Peter quoted from Psalm 118 in his defense of the miracle he and John had done. He said to the Sanhedrin, “by the name of Jesus Christ the Nazarene, whom you crucified, whom God raised from the dead—by this name this man stands here before you in good health. 11 He is the stone which was rejected by you, the builders, but which became the chief corner stone. 12 And there is salvation in no one else; for there is no other name under heaven that has been given among men by which we must be saved.”

Talk about in your face! Peter had a lot of guts, speaking to the ruling leaders of his country like that!

As commentator Scott Hoezee brings out, “the Spirit led them to a lowly little textual nugget embedded deep inside one of the lesser known of all the psalms and prompted Peter to use that little verse as the perfect summary of what God’s ways are all about.” This idea is something that Peter repeats again and again. The stone which the builders rejected has become the cornerstone of the building. The most important part of the whole structure. “That’s my Rabbi, Jesus of Nazareth. Oh, and by the way? You Jewish leaders crucified Him!” (That’s guts.)

By Peter quoting this psalm, he reminded these leaders of an unpleasant confrontation between Jesus and the Jewish leaders, shortly before His death. I appreciate another commentator’s words: “It was to say, in effect, “Jesus told you so.” How this citation must have stung in the ears of the Sanhedrin. The One they thought they had rid themselves of was still speaking to them, through the apostles.” The Jewish leaders didn’t have just one pesky problem any longer. The problem had multiplied.

Oh, my goodness. The Sanhedrin tries to tell Peter and John and the rest to shut up. To keep quiet about this Jesus person!

But it does just as much good as attempting to hold back the wild waves of the ocean. In other words, it doesn’t work at all. There is far too much power, far too much momentum behind that crashing ocean wave of testimony.

Despite the stern orders to “pipe down! Sit down and shut up!” Peter and John refuse. Their response? “Whether it is right in the sight of God to give heed to you rather than to God, you be the judge; 20 for we cannot stop speaking about what we have seen and heard.”

What about us? Are we eager to tell people about what we have seen or heard? What about the mighty deeds we have experienced? Or, perhaps you haven’t had God do anything extraordinary in your life lately. Can you tell people about how God has been faithful? God has continued to walk with you, each and every day. I encourage you to tell someone! Amen!

Praise God, each of us can talk about something God has done—for each of us. God has given each of us a new day, each and every day. Praise God! That is truly something to praise and thank God about. Can we all say Amen? Amen! And again! Amen!

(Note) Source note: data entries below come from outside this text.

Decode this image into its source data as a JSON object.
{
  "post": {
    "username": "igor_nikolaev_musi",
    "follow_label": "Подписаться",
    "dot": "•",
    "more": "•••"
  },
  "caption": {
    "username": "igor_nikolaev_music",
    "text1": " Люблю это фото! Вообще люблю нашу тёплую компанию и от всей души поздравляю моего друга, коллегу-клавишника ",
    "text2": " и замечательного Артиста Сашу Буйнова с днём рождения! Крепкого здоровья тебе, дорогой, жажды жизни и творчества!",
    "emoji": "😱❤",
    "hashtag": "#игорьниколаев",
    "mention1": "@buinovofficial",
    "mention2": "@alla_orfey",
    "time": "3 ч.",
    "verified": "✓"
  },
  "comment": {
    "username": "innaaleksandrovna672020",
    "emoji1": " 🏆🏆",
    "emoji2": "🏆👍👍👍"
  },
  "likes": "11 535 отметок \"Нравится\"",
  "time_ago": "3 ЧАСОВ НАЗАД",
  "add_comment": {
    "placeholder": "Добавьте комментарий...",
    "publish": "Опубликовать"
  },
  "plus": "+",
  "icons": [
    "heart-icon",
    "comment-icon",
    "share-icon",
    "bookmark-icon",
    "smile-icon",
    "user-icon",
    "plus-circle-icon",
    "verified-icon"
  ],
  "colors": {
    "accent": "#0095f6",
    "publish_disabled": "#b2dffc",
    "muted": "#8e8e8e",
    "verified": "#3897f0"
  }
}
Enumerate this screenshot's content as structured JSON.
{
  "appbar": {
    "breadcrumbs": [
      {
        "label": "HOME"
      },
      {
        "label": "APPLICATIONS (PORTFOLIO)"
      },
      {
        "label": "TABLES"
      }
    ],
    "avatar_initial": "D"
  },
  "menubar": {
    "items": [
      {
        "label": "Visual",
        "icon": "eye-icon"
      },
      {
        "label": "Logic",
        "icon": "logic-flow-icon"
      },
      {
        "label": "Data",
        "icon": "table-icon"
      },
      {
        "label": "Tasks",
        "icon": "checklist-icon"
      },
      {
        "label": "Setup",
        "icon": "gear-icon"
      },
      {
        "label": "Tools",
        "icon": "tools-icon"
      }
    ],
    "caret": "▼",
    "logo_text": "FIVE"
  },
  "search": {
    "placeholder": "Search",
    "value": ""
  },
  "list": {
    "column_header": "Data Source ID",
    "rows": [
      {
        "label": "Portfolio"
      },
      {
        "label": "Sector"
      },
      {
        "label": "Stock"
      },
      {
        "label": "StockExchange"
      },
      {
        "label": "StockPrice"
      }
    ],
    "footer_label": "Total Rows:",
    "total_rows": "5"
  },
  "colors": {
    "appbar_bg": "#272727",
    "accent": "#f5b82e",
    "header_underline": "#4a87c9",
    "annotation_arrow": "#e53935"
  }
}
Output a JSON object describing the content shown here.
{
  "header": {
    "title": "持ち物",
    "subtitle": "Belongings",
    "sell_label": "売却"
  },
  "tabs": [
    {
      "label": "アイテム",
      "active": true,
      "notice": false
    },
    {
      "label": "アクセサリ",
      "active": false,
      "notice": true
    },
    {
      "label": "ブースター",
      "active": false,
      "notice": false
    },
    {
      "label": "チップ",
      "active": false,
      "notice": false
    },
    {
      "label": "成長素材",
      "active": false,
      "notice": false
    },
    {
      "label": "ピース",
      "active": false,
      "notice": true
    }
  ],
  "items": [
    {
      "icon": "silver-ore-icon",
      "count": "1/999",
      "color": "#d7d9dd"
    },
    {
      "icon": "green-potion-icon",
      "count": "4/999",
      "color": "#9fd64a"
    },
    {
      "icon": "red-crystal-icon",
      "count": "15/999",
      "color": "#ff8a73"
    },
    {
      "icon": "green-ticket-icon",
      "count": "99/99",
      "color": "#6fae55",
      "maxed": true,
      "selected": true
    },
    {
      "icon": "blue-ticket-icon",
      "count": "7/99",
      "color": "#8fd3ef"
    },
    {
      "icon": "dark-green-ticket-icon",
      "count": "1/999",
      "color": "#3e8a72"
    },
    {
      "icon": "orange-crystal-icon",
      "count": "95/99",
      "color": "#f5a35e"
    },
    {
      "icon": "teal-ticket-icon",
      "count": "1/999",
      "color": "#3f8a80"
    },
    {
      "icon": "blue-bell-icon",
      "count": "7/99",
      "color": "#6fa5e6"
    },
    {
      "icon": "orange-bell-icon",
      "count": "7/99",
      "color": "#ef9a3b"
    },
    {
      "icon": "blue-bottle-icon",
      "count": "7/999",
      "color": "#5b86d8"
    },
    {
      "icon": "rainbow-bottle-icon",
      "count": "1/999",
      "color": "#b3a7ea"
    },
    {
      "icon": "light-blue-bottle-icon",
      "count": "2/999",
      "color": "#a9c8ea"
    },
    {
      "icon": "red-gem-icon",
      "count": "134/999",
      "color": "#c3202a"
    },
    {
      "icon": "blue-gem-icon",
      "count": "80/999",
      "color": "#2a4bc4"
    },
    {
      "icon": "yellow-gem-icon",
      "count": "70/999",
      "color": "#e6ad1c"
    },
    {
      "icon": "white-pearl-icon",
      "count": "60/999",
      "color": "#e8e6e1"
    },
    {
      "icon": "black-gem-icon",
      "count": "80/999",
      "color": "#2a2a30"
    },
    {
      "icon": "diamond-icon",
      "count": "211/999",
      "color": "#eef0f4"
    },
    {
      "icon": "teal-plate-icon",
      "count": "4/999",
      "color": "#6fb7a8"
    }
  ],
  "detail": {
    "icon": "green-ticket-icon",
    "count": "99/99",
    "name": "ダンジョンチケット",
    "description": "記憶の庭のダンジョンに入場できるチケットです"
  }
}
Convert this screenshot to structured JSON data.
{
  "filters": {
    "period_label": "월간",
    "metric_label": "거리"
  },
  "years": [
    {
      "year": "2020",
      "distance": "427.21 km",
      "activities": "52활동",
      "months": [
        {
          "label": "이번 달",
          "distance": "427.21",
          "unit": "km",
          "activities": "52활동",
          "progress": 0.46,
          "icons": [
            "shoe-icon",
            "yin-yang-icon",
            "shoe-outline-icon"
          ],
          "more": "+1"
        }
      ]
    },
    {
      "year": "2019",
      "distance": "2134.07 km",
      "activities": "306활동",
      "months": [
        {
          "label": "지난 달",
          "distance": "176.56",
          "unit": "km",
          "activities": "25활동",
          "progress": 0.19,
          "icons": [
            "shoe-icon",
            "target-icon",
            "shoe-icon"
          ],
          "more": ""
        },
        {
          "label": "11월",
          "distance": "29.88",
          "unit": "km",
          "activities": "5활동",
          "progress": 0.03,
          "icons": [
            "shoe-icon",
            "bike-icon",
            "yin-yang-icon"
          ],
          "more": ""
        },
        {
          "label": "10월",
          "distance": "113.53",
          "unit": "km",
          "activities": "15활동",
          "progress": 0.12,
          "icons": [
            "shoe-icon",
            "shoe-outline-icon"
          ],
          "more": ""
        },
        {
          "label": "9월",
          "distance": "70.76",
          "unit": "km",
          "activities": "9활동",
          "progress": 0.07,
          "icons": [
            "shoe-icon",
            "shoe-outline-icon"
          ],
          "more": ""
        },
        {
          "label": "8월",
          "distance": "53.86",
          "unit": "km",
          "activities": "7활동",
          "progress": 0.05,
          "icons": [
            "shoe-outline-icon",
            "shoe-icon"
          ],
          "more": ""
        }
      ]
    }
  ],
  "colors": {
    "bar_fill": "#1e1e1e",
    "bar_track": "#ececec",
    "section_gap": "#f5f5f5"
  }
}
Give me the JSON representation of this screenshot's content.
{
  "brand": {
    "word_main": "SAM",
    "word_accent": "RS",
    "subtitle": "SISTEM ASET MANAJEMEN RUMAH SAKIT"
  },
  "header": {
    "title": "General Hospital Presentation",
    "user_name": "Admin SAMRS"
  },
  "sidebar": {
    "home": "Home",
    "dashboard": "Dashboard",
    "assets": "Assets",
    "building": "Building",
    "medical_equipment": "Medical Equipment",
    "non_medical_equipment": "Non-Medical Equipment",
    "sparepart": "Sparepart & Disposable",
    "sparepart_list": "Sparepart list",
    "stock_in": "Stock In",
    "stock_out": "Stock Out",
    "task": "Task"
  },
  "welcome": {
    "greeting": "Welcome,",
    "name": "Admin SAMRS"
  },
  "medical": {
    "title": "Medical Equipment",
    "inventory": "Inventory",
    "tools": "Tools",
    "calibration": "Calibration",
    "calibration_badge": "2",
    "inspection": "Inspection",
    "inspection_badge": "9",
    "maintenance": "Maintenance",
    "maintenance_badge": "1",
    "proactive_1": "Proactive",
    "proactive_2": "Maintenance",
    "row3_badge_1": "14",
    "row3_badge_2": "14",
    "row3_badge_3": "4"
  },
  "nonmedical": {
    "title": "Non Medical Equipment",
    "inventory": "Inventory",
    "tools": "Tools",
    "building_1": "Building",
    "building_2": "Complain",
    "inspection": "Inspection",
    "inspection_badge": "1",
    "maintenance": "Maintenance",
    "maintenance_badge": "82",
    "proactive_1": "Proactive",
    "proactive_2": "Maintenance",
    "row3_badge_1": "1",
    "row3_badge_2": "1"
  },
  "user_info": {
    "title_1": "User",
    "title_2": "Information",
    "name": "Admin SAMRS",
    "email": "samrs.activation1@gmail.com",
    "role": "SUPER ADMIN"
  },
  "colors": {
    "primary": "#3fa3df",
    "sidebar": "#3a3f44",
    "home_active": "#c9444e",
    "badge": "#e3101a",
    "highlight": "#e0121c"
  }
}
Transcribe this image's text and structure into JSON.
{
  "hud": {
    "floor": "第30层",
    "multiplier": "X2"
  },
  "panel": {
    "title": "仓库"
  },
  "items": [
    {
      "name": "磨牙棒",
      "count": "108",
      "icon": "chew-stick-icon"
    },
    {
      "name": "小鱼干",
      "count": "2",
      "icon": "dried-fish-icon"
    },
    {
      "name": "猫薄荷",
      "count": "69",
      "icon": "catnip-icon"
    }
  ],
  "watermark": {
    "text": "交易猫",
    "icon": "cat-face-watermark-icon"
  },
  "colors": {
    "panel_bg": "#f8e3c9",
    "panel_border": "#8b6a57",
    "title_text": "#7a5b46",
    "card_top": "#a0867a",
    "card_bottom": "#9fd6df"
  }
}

@chaplaineliza

(Suggestion: visit me at my daily blog for 2015: matterofprayer: A Year of Everyday Prayers. and my other blog,  A Year of Being Kind .  Thanks!)